TASK INPUTS START

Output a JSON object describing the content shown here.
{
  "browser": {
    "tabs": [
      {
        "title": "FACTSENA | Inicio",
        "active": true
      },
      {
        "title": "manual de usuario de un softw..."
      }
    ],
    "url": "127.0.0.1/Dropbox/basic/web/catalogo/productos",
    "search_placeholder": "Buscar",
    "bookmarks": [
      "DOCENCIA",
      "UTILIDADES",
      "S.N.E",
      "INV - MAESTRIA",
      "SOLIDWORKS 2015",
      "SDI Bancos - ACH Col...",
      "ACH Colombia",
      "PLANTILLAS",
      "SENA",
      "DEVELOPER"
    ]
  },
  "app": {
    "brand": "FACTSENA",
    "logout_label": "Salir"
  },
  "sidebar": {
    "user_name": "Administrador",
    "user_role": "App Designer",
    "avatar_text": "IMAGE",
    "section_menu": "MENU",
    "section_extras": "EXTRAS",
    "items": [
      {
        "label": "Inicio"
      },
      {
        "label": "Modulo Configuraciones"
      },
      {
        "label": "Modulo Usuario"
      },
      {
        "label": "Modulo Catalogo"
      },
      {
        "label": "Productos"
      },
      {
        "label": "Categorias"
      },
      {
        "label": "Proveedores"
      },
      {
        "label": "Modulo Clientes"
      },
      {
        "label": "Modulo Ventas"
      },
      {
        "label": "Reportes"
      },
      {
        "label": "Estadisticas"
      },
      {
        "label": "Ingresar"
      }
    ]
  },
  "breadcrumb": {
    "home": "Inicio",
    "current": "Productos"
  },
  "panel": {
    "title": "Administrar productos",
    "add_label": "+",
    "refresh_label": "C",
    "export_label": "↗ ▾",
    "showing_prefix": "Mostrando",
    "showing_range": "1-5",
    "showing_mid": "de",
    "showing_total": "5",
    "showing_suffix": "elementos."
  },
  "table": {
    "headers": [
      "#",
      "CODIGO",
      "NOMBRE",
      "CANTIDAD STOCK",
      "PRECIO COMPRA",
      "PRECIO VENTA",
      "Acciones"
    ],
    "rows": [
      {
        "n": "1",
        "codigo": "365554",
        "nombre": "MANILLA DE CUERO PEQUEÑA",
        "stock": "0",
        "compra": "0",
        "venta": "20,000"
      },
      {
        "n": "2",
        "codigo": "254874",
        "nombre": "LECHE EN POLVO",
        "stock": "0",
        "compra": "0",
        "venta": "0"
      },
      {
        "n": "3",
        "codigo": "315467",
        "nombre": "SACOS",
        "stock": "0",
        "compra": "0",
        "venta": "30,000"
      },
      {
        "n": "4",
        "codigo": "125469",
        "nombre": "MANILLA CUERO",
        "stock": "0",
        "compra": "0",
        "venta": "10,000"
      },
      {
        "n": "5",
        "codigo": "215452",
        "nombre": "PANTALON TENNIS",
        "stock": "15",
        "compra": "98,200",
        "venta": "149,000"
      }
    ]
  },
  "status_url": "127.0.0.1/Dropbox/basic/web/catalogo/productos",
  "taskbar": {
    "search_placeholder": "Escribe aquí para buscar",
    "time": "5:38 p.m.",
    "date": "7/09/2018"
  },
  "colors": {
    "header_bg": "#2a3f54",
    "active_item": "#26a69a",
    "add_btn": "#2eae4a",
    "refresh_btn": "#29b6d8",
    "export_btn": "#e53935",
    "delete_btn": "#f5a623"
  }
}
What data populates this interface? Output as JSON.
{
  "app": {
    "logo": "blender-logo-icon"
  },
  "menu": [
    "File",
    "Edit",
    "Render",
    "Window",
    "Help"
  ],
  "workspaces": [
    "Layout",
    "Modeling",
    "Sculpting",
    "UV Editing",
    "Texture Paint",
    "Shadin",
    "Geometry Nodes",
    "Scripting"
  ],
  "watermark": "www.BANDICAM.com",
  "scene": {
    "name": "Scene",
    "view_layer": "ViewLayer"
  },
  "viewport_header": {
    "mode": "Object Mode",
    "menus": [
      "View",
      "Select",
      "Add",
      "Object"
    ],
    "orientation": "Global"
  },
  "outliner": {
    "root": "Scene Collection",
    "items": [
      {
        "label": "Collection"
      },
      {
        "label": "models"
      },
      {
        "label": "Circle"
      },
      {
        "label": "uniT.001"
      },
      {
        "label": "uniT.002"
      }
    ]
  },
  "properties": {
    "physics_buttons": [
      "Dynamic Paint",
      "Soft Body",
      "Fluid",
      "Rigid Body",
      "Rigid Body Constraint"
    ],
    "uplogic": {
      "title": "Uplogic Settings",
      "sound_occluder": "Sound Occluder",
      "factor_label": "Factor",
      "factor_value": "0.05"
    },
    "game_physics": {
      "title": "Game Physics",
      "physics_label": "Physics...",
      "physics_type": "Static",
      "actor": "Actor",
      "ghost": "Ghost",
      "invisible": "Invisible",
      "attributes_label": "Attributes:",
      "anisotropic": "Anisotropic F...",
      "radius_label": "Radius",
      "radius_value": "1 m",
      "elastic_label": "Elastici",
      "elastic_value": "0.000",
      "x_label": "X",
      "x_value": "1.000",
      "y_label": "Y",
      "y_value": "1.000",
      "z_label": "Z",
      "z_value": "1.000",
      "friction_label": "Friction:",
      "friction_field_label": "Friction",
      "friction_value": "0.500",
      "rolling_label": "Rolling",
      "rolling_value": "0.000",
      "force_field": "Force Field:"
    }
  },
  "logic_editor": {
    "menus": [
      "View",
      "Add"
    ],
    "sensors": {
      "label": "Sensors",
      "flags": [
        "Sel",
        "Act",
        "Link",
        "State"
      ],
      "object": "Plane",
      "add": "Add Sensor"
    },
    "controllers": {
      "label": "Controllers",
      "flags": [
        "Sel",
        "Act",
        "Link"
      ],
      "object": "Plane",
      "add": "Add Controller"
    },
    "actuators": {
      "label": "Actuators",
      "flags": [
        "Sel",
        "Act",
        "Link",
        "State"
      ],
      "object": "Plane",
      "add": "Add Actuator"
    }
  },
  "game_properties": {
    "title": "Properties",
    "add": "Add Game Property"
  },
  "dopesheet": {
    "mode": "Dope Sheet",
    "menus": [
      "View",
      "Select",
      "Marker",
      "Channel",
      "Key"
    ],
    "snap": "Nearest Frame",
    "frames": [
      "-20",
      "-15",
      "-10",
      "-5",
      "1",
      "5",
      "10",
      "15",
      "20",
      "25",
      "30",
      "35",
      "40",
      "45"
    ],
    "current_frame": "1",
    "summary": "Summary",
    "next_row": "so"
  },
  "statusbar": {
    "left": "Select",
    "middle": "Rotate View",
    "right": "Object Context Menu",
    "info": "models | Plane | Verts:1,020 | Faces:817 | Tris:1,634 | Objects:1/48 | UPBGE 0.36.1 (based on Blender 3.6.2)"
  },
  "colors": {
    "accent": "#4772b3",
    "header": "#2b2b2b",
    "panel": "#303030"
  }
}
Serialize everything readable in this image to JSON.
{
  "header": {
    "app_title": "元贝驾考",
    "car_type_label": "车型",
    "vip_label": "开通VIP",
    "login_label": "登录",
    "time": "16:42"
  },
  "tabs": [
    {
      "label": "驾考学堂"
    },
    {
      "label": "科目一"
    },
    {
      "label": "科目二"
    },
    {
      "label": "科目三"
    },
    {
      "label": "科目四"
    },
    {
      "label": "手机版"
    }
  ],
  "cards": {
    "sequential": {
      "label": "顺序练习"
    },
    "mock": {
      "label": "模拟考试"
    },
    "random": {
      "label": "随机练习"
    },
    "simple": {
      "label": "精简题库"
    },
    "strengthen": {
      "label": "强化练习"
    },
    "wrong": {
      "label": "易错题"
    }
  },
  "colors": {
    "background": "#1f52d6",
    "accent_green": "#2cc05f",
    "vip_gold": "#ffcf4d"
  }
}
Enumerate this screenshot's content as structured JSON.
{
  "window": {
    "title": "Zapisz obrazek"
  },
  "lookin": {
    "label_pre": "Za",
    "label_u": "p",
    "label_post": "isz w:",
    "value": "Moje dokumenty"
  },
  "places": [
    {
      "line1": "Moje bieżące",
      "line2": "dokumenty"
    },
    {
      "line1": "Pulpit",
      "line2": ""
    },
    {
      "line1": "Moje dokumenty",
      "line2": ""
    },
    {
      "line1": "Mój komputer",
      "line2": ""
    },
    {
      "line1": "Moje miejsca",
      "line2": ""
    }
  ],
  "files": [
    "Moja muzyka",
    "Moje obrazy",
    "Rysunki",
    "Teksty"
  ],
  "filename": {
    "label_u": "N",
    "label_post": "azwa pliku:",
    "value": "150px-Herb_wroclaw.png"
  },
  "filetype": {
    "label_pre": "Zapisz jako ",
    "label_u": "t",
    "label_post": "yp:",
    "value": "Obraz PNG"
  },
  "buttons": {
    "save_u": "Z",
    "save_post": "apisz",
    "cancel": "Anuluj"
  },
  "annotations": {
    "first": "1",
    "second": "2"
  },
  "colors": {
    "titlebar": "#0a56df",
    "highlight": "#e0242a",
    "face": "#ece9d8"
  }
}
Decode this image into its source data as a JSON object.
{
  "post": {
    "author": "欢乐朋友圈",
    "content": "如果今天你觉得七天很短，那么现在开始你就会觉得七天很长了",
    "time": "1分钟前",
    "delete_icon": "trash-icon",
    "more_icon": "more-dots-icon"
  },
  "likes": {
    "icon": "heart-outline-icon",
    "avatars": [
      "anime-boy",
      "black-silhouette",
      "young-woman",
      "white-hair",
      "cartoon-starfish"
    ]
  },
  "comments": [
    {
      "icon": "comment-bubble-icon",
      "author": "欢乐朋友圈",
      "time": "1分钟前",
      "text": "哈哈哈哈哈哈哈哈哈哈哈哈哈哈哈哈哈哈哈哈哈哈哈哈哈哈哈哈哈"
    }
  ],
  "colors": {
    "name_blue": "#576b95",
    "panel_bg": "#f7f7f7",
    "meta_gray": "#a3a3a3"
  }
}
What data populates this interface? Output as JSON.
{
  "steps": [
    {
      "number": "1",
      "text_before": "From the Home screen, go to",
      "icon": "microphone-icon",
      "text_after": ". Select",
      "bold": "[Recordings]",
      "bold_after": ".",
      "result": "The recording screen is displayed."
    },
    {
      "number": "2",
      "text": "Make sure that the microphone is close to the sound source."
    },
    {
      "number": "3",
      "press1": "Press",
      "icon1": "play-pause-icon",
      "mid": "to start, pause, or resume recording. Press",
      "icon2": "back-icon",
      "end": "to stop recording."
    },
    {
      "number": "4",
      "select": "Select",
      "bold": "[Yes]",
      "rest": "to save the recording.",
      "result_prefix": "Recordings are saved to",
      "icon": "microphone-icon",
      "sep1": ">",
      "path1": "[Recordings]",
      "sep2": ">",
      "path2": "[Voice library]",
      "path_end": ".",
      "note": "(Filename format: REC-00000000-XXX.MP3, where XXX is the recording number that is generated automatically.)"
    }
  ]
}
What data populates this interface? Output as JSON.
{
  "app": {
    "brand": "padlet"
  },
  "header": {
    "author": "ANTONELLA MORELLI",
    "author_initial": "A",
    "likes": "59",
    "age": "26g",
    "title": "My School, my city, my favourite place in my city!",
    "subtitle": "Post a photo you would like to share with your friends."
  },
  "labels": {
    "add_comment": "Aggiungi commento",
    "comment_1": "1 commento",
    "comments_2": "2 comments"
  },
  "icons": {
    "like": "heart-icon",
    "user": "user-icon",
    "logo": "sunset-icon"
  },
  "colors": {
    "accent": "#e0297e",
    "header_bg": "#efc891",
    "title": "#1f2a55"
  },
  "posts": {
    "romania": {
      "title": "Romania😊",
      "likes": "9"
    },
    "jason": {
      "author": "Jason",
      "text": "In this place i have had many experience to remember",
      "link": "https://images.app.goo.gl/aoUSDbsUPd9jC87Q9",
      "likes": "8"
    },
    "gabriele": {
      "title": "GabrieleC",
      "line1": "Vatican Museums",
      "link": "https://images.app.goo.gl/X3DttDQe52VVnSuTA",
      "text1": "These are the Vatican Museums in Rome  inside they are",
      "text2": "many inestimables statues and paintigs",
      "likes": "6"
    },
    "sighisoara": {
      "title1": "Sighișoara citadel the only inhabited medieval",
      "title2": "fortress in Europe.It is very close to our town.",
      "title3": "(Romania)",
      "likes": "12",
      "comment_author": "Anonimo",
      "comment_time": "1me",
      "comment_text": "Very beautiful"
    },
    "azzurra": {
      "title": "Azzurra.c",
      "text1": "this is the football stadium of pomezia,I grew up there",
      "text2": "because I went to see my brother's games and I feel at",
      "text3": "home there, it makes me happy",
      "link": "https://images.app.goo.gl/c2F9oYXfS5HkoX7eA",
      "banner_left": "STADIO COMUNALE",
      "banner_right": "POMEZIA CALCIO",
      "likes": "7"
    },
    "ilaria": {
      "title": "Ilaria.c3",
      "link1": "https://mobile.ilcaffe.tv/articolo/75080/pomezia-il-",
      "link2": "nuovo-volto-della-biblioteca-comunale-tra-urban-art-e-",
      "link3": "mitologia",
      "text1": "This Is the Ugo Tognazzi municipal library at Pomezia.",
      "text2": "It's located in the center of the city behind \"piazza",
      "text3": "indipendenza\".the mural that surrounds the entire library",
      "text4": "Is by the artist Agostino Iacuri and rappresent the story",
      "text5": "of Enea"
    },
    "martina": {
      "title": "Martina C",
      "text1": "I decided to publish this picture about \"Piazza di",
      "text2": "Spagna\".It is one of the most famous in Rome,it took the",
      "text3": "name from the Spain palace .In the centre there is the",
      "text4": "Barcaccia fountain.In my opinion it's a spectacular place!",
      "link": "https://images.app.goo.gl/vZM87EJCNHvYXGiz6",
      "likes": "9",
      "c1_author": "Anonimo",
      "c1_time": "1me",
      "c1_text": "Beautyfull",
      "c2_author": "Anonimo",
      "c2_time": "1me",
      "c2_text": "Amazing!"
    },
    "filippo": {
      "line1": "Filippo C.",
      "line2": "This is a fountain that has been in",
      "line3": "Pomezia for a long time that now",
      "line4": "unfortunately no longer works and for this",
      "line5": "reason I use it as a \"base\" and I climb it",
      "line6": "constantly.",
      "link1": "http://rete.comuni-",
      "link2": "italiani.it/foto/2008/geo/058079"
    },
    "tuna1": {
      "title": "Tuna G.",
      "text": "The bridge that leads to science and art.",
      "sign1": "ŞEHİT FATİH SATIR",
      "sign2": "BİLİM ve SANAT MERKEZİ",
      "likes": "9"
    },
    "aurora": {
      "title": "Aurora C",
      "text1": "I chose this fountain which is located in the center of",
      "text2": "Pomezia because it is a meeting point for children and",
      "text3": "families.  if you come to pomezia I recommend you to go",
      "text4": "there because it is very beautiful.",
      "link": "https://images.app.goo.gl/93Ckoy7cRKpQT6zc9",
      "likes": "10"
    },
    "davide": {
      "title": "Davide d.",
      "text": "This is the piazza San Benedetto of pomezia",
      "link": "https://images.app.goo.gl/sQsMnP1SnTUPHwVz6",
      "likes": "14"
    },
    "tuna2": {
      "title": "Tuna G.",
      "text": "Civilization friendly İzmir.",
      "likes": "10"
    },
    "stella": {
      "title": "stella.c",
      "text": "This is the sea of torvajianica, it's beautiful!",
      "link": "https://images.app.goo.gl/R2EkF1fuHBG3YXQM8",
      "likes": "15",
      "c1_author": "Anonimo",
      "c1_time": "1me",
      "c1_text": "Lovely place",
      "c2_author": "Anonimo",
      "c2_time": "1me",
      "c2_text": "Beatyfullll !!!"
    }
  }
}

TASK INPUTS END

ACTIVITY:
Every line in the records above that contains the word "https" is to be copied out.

EXERCISE OUTPUT:
      "link": "https://images.app.goo.gl/aoUSDbsUPd9jC87Q9",
      "link": "https://images.app.goo.gl/X3DttDQe52VVnSuTA",
      "link": "https://images.app.goo.gl/c2F9oYXfS5HkoX7eA",
      "link1": "https://mobile.ilcaffe.tv/articolo/75080/pomezia-il-",
      "link": "https://images.app.goo.gl/vZM87EJCNHvYXGiz6",
      "link": "https://images.app.goo.gl/93Ckoy7cRKpQT6zc9",
      "link": "https://images.app.goo.gl/sQsMnP1SnTUPHwVz6",
      "link": "https://images.app.goo.gl/R2EkF1fuHBG3YXQM8",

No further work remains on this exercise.